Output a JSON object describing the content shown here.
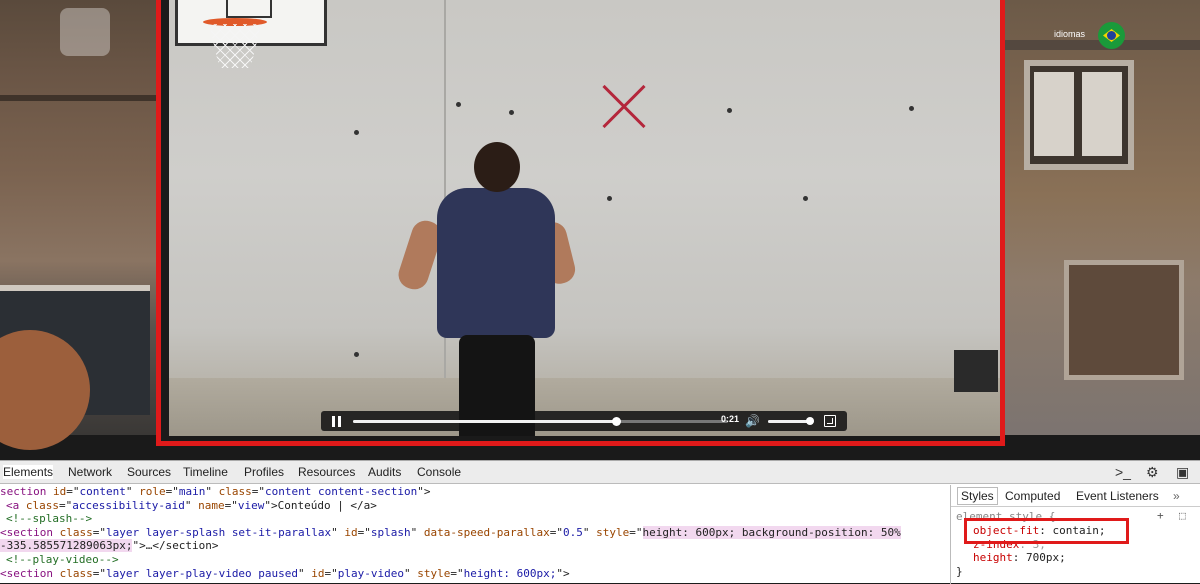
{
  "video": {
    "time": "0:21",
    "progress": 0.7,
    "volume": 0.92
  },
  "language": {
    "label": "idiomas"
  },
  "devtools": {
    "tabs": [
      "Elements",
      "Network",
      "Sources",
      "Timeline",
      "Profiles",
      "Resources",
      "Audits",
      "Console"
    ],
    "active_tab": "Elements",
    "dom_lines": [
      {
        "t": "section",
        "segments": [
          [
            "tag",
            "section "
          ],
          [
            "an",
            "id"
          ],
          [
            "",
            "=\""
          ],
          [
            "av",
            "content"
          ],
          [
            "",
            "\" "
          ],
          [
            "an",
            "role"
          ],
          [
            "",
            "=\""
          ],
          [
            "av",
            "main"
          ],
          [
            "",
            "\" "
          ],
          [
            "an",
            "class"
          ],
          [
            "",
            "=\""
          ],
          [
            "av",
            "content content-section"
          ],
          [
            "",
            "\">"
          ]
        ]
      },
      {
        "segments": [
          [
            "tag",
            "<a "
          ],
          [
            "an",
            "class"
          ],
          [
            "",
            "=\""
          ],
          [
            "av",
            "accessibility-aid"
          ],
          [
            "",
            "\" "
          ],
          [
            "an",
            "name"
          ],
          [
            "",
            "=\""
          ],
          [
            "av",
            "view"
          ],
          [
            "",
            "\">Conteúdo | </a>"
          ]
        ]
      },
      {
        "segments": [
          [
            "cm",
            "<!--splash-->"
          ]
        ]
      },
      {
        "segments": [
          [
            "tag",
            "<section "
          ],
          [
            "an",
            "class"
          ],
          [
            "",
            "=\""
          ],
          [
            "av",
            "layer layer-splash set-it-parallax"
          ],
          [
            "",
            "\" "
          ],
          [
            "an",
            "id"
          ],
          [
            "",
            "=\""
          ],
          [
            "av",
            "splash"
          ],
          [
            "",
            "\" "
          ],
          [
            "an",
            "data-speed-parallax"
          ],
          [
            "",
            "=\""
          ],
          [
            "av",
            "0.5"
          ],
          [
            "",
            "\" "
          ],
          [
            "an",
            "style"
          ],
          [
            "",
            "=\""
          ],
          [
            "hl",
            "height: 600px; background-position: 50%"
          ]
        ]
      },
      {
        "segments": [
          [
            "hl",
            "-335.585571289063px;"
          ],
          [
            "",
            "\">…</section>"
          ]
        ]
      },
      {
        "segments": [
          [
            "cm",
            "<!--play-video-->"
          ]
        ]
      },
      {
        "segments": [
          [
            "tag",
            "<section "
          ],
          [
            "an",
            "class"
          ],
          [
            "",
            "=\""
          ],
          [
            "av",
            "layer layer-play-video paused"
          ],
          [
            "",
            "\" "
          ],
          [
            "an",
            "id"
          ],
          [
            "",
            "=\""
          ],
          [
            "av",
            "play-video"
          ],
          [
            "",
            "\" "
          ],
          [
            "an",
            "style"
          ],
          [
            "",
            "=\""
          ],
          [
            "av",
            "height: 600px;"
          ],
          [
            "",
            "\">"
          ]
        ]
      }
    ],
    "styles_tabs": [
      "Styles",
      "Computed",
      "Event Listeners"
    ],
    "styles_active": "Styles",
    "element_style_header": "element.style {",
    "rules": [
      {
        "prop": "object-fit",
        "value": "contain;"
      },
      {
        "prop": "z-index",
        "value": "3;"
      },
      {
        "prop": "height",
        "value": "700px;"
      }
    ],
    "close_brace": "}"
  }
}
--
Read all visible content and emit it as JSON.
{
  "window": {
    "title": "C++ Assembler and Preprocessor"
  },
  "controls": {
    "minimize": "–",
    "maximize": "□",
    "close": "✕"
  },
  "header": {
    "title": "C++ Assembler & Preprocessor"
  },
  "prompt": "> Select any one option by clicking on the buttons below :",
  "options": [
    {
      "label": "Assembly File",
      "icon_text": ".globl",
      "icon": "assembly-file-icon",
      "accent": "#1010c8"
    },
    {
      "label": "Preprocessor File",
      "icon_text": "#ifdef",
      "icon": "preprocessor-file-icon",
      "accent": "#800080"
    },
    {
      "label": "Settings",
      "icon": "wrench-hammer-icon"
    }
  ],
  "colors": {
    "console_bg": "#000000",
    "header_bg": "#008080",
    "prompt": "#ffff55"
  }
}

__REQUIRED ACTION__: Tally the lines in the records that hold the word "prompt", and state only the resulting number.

__OUTPUT FOR THIS EXERCISE__: 2